Before the month of August ends and we venture in to September, let's take a look at a very controversial game. No, not No Man's Sky. That's a good one for a controversy, but that's a game for next month! No, I'm talking about Metroid Prime: Federation Force. Here's the SuperPhillip Central review!
A taste of Metroid after six years-- sometimes sweet, sometimes bitter.
To say that the reveal two E3s ago of Metroid Prime: Federation Force was met with ire from fans would be underselling things quite a bit. While I won't delve into the more ridiculous side of the Metroid fan base who made a petition wanting the game cancelled or developers/producers fired over the game, the reaction from most Metroid lovers was hostile at best. Now, that the game is out and in Nintendo 3DS owners' hands, is Metroid Prime: Federation Force the mistake some have made it out to be, or does it have enough to merit its creation? ...Or maybe both?

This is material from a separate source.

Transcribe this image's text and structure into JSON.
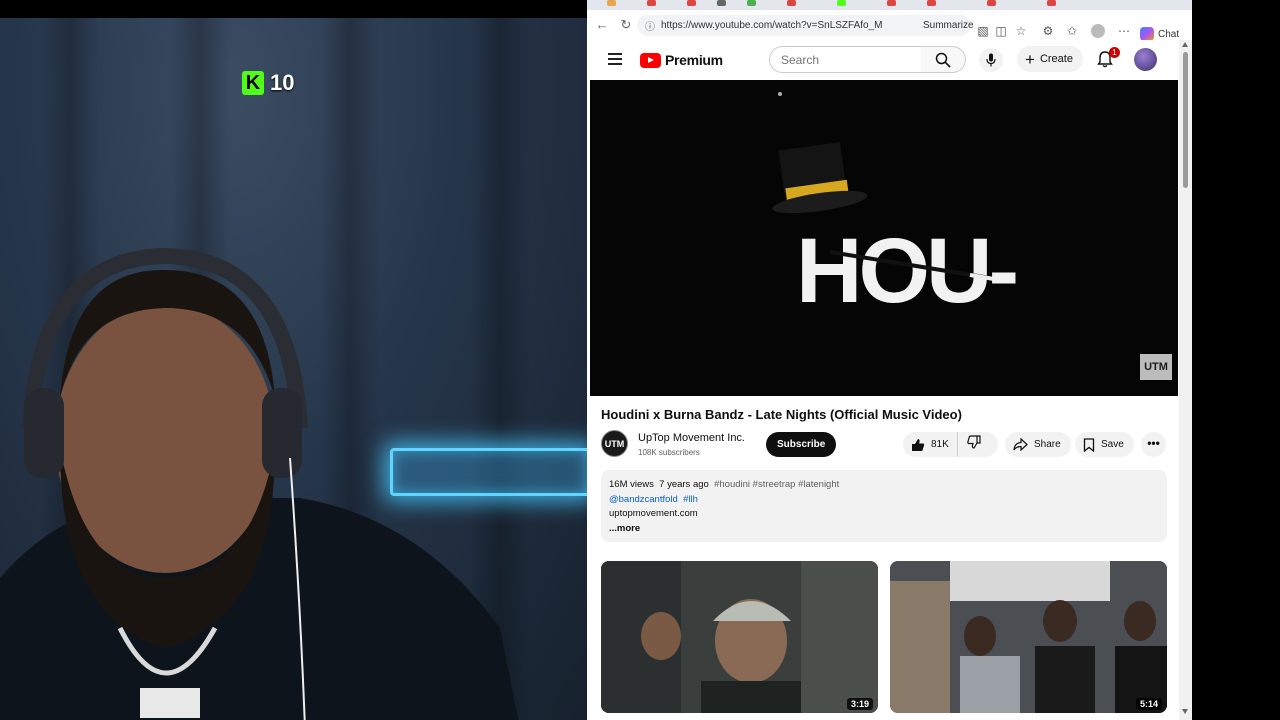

First and foremost, have your mind lead all the thoughts of Metroid Prime: Federation Force playing like a typical Metroid game to your brain's nearest exit. Federation Force is nowhere near a Metroid-vania title, but at the same time, this doesn't make it a bad game. It's just a bad game to tie the Metroid name to, especially when fans of the franchise haven't seen a traditional Metroid game in years. Instead, Metroid Prime: Federation Force is a mission-based affair through typically linear levels. There is some exploration to be found, however, as most missions offer secrets for the adventuring type to discover in them, and these are rewarding to uncover. Regardless, played either by your lonesome offline, locally with up to four friends (all of whom require a Nintendo 3DS and a copy of the game), or online with up to four players, Federation Force packs a lot more action in its 22-mission affair than standard Metroid offerings.
|The members of the Federation Force aren't the only characters in this game. Maybe some familiar faces appear...|
|As long as there are Space Pirates breathing, there is a threat to this galaxy.|
|Teaming up with randoms can occasionally be annoying, but overall it's an enjoyable experience.|
Before each mission begins, you are able to customize your mech. Not only can you update the voice commands that you give to teammates online and change the paint job of your mech, but you can also equip various mods, found and collected in each mission. These are the secrets found in many missions that I was talking about earlier. At the start of your save data, your mech can only hold one mod. Eventually, you get up to three to carry at once. Mods have numerous different effects to them: some make specific attacks more powerful, some give you better defense, some allow you to carry more ammunition and items, and so forth.
After setting this up, you get a transmission from your commanding officer in the Federation, giving you details about your upcoming mission. Then, you are able to load up to weapons and items for your mech. Starting off, your mech can only hold a small amount of extra goodies such as missiles, elemental ammunition, healing tools, and other notable items. If you try to give your mech too much, it becomes overweight, and you have to decide what to unload off it. With completed missions, you earn more space to equip more items. This ensures that you aren't some ultra powerful entity and makes it so you're required to use some strategy in what you bring into a mission.
A concern I had going in to Metroid Prime: Federation Force was that the missions would play out too similarly from one another. There wouldn't be enough variety was the main worry. Thankfully, these concerns were put to rest after only a handful of missions. While some do pretty much have you eliminating an enemy threat or reaching an area to take out a boss, others are much more varied in type. Some have you transporting some pods from point A to point B, all the while entering safe zones when the all-too-common electrical storm breaks loose. Others have you luring beasts called Ice Titans into cells, timing it so the gate slams shut while they are inside (and you aren't, of course). Then, there are missions that have you exiting your mech, moving about as your pilot, doing some fun and engaging platforming to avoid lasers, acid, and other hazards, and stealthily evade Space Pirate forces patrolling the area. My point with describing some of these missions is that you won't often be doing the same thing over and over again. This isn't some generic corridor shooter that will becoming tedious. Instead, you'll get tons of different styles of missions to complete either with others or by your lonesome.
|This early mission requires players to direct different orbs by shooting them into various chambers to open doors.|
|What is your major malfunction, son? Don't get cozy with the wildlife! They're dangerous!|
Metroid Prime: Federation Force doesn't seem that graphically impressive for the Nintendo 3DS, especially for a game this late into the system's life. Still, the chibi-style mech and character design, while not really lending itself well to the Metroid series, do an adequate job of making it easy to distinguish between targets when things get a bit crowded. The environments, while not breathtaking, do offer some nice views and possess a fair amount of geometry to them. It's a simple look for the game, but one that serves it rather well. On the sound side, the music can be subdued at times, while at others rather bombastic. It's a healthy mix of tunes that delivers what one would expect from a Metroid game.
|What are you lookin' at, ugly? (But seriously, this game isn't the greatest looker in the 3DS library.)|
[SPC Says: B]